SmartMonitor’s InspyreTM app is a trademarked, intelligent motion-detecting and alerting app. The Inspyre works in tandem with Apple or Samsung watch to detect abnormal motion patterns resembling convulsive seizures.
When the app detects seizure-like motions, it immediately alerts caregivers via text message and call alerts, ensuring that the user receives assistance as soon as possible. Furthermore, the app collects detailed data from events (date, time, duration, intensity, audio, and graphical parameters), which can be shared with doctors/neurologists to help them provide better care.
Inspyre also has a ‘call for the help button, GPS location in text message alerts, medication reminders, heart rate recording, and symptom reporting capabilities. The motion alert app allows the user to adjust the sensitivity and duration of movement they want the Inspyre to detect and alert on, reducing false alarms during the day and picking up on slighter abnormal motions during periods of sleep. It gives caregivers peace of mind while also restoring the user’s independence.
Essential Features of Inspyre by SmartMonitor
- Abnormal Motion Detection
- Notifies Caregivers and Loved Ones Immediately
- Calls for Assistance with the Push of a Button
- Gain Secure Access to Event Data
- Location Sharing with GPS
- Medication Reminders and Alerts
- Collecting Heart Rate Data
- Reporting of Symptoms
Smart Monitor’s technology platform and connected coordinated care solutions are changing the landscape for complex chronic condition management by providing real-time access to data and insights that were previously unavailable. This has been shown to decrease the use of high-cost healthcare services and may result in more extended periods of remission and control, lowering overall costs.
Over the years, the SmartWatch has helped many people improve their safety. A person can get help sooner if seizures with repeated movements are detected.
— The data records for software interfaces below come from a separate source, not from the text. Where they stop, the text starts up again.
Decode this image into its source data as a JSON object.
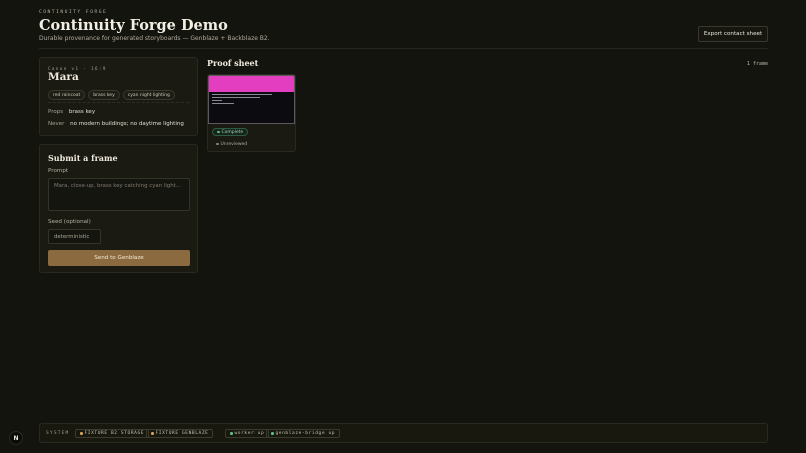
{
  "header": {
    "eyebrow": "Continuity Forge",
    "title": "Continuity Forge Demo",
    "subtitle": "Durable provenance for generated storyboards — Genblaze + Backblaze B2.",
    "export_label": "Export contact sheet"
  },
  "canon": {
    "eyebrow": "Canon v1 · 16:9",
    "name": "Mara",
    "chips": [
      "red raincoat",
      "brass key",
      "cyan night lighting"
    ],
    "props_label": "Props",
    "props_value": "brass key",
    "never_label": "Never",
    "never_value": "no modern buildings; no daytime lighting"
  },
  "submit": {
    "title": "Submit a frame",
    "prompt_label": "Prompt",
    "prompt_placeholder": "Mara, close-up, brass key catching cyan light...",
    "seed_label": "Seed (optional)",
    "seed_placeholder": "deterministic",
    "send_label": "Send to Genblaze"
  },
  "proof": {
    "title": "Proof sheet",
    "count": "1 frame",
    "frames": [
      {
        "status": "Complete",
        "review": "Unreviewed"
      }
    ]
  },
  "system": {
    "label": "System",
    "chips": [
      "Fixture B2 storage",
      "Fixture Genblaze"
    ],
    "services": [
      "worker up",
      "genblaze-bridge up"
    ]
  },
  "logo_text": "N",
  "colors": {
    "accent": "#8a6a3e",
    "complete": "#5fbf86",
    "fixture": "#d9a25a",
    "service_up": "#5fbf86",
    "thumb_magenta": "#e33dc0"
  }
}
The new SmartWatch Inspyre advancements using Apple Watch will make this technology more accessible to many more people with epilepsy.